Otherwise, McLeod recommends buying some Vita-Weats and a small tub of hummus to dip into.
Semi-healthy store-bought snacks
While these snacks are still healthier than your average junk food snacks, McLeod recommends watching the portion size as they can be higher in sugar and contain processed ingredients.
Date and cacao bars
“Dates are good for you but they are very high in sugar,” McLeod said. “So a lot of products that are made with dates can be too sugary -- just check the sugar content of those date bars.”
Even if the product contains the recommended 20 grams of sugar (for a product with fruit) per 100 grams, McLeod suggests aiming for lower.
“Because that’s still 20 percent sugar, which is quite high,” McLeod said.
On-the-go cheese and crackers
These go into the semi-healthy category as the crackers are typically highly processed and made from refined flour.
“I recommend them in some instances -- say, if you’re on a road trip and you’ve stopped at the service station and there’s not much else,” McLeod said.
“The crackers aren’t usually the best but having it in that small portion like it is, you’re likely to not eat more than one packet.
“So they can be a very useful snack, but using a wholegrain cracker with the cheese is better.”
They’re hot, they’re spicy, incredibly moreish and, turns out, they’re a good snack, too.

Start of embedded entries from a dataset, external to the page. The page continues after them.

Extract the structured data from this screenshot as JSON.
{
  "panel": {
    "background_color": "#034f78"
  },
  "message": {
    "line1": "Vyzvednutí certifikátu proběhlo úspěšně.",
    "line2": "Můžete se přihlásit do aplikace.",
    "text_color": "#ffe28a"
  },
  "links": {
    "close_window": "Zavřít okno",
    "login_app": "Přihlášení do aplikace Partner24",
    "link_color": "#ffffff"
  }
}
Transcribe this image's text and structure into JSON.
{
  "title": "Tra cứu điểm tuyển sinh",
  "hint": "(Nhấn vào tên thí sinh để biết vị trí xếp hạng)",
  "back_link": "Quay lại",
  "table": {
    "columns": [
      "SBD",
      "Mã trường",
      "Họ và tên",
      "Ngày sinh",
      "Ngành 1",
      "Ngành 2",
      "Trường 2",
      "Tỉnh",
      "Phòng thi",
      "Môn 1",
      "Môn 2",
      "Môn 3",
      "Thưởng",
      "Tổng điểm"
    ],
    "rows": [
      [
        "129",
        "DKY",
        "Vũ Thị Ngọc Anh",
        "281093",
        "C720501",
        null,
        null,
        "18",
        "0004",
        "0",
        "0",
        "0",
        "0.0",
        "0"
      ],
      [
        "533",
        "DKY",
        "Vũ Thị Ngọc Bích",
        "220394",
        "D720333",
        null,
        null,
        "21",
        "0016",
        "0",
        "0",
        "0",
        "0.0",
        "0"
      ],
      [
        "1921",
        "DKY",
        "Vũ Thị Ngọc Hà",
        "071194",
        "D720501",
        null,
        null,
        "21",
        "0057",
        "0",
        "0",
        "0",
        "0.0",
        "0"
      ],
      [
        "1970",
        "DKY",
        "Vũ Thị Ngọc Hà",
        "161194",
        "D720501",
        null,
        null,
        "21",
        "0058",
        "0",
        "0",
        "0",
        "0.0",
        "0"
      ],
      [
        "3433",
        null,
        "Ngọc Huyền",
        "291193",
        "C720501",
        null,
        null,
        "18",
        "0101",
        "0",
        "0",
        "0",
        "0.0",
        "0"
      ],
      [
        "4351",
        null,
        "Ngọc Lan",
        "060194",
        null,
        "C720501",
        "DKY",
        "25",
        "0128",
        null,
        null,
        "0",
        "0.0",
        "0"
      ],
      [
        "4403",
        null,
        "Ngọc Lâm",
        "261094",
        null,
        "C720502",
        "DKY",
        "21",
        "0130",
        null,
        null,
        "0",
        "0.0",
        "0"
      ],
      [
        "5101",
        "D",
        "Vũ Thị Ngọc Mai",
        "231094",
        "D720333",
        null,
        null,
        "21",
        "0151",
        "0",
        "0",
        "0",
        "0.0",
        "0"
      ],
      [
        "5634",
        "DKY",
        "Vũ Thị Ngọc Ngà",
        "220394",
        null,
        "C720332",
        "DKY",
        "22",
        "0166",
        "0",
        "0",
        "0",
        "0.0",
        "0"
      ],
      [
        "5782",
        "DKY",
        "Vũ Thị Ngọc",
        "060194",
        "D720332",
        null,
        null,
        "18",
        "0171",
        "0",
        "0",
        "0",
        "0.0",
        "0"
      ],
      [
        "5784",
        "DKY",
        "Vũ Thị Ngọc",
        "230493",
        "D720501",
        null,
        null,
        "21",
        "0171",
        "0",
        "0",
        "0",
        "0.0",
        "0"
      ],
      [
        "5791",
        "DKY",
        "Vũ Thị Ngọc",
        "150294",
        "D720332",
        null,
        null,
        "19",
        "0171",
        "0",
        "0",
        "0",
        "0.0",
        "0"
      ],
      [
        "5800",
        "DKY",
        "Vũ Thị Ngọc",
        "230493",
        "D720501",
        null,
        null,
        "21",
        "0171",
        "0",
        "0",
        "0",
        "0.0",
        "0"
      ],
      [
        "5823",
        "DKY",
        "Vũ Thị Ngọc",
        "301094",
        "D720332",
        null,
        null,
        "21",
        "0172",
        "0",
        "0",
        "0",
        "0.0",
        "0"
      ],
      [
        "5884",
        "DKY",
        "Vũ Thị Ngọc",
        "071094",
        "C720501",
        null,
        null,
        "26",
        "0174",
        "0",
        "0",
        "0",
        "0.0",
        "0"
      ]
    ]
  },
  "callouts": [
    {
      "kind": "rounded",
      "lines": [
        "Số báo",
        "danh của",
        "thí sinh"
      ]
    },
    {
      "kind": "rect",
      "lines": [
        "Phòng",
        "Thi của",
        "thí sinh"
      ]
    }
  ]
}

“They can potentially be high in salt so check the label, but they tend to be a pretty good option,” McLeod said. “If it’s just a handful it should be okay.”